Steve Latham, founder, and CEO of Banyan Hills Technologies, is an Internet of Things expert and strategic technology leader. He founded the company in 2013 to impact the world through technology and a deep commitment to social responsibility. He has a strong track record of leveraging cloud-based technologies to optimize and accelerate business strategy and is highly regarded by his peers for his deep industry knowledge in Retail, Entertainment, Healthcare, and Financial Services.
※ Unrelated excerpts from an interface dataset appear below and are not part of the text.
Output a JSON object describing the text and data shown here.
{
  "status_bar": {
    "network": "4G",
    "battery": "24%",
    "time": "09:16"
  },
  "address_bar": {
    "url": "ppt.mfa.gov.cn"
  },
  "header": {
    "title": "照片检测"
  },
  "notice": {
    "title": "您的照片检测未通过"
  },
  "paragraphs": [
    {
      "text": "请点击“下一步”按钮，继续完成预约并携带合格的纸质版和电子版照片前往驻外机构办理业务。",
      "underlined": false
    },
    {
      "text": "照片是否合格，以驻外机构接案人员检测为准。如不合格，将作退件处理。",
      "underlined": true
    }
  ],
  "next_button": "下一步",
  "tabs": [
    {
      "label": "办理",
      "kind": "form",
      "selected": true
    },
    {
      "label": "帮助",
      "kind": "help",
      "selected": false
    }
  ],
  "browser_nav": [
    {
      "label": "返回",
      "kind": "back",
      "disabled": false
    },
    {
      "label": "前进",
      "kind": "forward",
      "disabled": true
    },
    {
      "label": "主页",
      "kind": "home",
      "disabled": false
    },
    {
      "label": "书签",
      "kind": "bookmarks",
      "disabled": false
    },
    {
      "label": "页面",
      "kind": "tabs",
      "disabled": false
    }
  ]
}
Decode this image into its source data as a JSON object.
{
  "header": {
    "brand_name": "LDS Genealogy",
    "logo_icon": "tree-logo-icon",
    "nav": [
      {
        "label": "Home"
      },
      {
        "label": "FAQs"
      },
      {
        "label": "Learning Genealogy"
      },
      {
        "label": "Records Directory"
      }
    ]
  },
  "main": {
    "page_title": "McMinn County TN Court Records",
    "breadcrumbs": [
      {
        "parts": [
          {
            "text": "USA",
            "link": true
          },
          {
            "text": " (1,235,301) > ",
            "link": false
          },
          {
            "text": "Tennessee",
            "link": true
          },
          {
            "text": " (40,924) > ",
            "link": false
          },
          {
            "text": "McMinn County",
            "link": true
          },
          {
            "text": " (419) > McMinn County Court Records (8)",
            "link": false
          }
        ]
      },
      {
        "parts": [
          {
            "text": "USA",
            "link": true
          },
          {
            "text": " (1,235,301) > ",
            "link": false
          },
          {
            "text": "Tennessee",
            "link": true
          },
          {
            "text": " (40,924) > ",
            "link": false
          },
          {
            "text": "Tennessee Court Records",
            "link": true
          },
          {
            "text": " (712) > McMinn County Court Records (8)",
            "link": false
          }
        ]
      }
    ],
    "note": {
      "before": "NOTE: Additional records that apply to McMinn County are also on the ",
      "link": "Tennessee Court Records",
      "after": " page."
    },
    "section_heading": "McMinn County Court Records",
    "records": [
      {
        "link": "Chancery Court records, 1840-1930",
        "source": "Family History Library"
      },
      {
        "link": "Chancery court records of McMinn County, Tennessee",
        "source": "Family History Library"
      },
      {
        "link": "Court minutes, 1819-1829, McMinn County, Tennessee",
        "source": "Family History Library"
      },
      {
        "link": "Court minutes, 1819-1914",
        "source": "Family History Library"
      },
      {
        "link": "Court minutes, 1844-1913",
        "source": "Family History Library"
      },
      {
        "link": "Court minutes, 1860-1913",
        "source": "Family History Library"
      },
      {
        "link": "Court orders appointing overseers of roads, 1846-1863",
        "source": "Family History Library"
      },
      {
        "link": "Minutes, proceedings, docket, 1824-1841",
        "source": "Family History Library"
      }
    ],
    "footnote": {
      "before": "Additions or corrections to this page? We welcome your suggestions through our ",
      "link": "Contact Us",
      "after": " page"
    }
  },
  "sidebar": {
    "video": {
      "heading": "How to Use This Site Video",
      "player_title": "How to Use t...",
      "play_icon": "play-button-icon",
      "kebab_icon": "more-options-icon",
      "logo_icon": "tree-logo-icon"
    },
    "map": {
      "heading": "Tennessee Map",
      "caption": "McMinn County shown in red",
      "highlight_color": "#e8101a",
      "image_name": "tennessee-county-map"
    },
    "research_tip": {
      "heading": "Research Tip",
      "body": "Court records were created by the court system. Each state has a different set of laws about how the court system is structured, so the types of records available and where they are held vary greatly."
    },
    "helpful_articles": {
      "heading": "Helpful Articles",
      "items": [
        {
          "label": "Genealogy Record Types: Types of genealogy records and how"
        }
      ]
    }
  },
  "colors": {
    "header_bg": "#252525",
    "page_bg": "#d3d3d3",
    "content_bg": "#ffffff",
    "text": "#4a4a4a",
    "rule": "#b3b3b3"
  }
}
Latham has successfully led architecture, implementation and delivery for one of the largest self-service, retail exchange kiosk systems in the world. Earlier, he served as CTO for the Entertainment division of NCR, where he helped orchestrate a successful divestiture of the business to Redbox for $125M. Prior to NCR, he held various technology leadership positions at Harland Clarke and led the consolidation of their e-commerce platform to a unified product offering for its customers. Latham serves on the board of directors for various businesses and academic institutions providing technical leadership.